→ **Task description**
Your output is one number, the count of lines in the listing below that hold the word "screenshot".
▼
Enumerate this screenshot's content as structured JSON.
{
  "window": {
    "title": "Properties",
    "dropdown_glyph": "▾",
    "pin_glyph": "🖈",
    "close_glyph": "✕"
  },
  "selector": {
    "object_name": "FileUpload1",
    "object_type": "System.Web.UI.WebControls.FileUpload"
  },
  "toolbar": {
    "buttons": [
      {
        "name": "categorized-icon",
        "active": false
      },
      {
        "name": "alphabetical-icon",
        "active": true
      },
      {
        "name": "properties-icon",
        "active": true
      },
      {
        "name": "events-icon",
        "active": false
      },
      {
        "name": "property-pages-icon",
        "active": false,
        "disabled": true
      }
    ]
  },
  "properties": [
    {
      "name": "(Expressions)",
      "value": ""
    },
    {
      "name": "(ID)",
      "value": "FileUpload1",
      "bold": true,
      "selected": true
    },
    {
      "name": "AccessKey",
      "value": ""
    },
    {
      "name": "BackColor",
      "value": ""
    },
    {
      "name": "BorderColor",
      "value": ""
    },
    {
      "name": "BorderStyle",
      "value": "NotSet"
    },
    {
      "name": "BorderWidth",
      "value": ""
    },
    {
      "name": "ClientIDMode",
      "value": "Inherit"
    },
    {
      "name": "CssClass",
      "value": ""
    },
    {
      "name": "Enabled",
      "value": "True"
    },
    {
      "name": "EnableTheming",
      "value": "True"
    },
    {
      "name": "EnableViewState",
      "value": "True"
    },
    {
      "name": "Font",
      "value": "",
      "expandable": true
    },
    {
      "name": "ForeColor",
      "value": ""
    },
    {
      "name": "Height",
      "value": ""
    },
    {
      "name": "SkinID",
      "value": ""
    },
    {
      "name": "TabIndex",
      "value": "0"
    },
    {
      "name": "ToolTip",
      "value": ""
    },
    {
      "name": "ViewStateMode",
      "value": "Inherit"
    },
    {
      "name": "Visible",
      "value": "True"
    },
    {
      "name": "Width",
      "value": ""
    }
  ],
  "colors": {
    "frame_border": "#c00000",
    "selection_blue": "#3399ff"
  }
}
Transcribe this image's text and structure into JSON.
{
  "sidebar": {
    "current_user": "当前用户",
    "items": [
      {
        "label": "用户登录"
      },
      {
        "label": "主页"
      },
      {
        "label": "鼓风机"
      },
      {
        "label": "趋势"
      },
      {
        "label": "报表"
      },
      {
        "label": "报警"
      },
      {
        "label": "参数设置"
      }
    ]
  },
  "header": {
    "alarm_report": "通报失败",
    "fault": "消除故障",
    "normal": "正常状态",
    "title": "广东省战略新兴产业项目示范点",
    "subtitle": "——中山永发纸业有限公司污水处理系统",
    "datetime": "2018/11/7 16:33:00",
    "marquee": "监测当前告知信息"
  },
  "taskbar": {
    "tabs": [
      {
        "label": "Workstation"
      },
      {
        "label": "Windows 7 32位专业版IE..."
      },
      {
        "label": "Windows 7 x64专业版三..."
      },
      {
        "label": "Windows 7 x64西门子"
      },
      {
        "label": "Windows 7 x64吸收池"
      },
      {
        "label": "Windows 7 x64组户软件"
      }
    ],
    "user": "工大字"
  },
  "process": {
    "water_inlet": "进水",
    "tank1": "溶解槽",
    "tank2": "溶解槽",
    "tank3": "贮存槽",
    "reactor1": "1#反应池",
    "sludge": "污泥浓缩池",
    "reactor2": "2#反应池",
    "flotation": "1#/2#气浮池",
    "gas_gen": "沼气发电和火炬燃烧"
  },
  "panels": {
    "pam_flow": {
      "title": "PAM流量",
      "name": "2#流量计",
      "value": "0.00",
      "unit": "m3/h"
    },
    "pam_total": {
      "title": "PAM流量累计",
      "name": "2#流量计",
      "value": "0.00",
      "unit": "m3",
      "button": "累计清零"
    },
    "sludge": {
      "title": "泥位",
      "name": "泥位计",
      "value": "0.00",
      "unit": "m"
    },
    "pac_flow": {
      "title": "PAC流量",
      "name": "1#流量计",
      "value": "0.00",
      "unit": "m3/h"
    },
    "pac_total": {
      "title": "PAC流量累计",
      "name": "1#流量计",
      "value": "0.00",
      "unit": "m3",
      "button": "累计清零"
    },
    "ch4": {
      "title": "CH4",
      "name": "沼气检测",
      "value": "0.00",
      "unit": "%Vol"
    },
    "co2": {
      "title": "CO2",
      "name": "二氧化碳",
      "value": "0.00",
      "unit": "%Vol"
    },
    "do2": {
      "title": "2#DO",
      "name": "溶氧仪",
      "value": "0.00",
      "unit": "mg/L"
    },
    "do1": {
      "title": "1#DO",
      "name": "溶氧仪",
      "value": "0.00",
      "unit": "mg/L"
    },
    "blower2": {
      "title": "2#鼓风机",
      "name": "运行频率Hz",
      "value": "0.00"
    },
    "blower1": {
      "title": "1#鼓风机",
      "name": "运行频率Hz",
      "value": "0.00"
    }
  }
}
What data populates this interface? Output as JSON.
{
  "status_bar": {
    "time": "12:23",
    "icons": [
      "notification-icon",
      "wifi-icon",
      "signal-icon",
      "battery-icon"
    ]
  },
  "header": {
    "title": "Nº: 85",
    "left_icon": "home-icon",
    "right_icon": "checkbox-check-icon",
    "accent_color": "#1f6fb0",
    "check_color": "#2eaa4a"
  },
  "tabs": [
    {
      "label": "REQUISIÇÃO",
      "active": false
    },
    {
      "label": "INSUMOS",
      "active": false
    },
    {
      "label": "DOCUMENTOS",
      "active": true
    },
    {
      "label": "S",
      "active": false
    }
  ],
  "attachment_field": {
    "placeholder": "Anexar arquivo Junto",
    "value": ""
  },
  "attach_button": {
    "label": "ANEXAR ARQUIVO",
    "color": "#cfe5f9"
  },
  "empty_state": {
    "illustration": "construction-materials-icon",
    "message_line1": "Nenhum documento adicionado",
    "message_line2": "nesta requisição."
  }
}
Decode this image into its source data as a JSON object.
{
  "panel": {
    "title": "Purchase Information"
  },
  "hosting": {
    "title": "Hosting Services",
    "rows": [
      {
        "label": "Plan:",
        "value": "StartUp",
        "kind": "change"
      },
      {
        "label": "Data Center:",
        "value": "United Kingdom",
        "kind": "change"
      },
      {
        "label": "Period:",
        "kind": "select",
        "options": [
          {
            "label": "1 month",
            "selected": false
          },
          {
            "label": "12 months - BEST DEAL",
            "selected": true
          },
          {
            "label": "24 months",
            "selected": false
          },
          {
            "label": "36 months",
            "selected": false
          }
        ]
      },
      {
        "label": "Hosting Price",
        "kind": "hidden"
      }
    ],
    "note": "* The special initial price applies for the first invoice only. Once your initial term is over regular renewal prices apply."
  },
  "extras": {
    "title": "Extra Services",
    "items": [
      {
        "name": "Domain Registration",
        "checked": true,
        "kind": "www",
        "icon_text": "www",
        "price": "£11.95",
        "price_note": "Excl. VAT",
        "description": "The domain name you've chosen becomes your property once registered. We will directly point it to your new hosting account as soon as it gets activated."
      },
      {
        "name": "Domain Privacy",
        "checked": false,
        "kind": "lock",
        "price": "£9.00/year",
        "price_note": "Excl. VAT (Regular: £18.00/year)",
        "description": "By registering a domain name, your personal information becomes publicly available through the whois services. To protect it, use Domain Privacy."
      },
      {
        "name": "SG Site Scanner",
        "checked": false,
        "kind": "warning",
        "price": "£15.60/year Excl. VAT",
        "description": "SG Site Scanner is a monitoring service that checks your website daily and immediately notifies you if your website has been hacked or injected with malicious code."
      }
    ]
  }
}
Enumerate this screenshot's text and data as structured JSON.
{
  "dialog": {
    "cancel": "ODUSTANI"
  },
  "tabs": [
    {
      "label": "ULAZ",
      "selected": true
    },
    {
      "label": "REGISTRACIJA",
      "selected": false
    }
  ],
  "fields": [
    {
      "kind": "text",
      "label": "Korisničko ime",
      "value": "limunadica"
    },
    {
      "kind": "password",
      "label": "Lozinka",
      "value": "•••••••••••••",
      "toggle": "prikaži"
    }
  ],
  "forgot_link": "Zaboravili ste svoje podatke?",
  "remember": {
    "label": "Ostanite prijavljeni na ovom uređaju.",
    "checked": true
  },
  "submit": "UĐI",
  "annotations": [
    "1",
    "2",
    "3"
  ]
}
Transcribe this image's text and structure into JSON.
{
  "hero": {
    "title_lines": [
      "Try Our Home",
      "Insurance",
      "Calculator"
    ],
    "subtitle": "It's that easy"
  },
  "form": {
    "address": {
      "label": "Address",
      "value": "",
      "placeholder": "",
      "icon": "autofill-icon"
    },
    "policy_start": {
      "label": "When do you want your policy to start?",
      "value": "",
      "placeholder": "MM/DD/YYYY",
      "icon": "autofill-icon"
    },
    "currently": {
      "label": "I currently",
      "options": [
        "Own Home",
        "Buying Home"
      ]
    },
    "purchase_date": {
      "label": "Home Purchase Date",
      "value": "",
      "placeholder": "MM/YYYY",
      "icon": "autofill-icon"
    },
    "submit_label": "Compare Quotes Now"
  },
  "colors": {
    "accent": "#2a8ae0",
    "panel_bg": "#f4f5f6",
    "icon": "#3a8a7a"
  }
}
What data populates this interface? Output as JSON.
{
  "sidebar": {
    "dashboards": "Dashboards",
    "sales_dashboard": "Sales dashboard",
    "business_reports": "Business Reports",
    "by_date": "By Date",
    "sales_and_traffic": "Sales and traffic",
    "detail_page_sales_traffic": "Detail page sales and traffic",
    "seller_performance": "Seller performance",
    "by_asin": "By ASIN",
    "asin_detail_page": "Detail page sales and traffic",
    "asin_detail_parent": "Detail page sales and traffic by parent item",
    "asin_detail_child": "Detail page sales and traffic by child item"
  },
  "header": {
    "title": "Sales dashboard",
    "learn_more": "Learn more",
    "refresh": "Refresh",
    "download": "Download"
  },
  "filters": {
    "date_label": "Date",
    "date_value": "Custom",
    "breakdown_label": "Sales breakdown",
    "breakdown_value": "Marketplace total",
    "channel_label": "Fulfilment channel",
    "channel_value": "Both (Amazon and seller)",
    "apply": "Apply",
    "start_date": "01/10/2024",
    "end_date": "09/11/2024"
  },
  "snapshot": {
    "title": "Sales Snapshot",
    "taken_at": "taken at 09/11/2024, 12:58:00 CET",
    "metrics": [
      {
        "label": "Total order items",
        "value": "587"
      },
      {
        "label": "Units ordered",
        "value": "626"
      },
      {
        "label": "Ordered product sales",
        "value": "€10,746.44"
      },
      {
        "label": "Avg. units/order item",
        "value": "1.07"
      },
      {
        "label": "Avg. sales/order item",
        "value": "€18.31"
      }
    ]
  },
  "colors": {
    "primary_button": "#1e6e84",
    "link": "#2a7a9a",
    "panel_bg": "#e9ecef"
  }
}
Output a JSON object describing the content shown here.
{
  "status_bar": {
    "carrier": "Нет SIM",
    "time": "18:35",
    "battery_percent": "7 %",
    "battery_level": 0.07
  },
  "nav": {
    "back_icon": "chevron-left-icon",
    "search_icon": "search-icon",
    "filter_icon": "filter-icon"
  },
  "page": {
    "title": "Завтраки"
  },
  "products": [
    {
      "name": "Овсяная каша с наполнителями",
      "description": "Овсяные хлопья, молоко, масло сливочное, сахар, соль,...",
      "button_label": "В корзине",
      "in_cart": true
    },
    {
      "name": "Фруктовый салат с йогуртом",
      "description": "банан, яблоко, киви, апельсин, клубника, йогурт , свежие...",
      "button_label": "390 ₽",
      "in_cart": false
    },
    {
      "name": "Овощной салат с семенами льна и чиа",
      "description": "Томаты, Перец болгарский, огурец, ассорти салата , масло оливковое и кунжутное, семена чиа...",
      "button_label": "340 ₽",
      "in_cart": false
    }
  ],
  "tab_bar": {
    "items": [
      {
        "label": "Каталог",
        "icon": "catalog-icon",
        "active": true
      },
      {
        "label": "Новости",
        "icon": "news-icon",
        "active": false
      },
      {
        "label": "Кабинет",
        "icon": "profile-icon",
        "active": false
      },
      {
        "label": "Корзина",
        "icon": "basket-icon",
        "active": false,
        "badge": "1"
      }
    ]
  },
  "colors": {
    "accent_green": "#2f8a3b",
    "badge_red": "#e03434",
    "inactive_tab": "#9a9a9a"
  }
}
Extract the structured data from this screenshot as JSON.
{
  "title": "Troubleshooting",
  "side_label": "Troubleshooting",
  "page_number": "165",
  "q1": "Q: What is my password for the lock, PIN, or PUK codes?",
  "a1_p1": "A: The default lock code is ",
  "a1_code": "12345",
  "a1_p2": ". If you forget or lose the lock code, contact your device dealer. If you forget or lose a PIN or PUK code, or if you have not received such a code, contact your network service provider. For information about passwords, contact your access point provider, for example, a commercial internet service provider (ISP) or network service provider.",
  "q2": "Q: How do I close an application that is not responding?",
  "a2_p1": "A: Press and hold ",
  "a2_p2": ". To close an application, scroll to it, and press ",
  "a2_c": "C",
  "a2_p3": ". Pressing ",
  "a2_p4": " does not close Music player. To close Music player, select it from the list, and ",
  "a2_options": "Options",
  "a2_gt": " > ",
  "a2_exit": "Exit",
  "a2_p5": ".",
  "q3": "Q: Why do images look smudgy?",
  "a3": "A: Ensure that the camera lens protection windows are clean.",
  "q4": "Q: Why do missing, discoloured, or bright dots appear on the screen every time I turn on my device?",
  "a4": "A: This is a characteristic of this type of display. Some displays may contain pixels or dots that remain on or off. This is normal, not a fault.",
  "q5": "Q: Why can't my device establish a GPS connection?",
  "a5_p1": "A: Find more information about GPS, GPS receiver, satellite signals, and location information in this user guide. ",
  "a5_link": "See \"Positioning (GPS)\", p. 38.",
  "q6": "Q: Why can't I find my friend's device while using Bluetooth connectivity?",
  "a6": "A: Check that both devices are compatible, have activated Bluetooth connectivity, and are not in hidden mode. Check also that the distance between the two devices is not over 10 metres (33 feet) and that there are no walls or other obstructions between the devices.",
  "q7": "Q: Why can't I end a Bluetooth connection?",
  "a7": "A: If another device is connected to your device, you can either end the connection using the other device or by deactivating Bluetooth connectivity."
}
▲
→ **Task answer**
3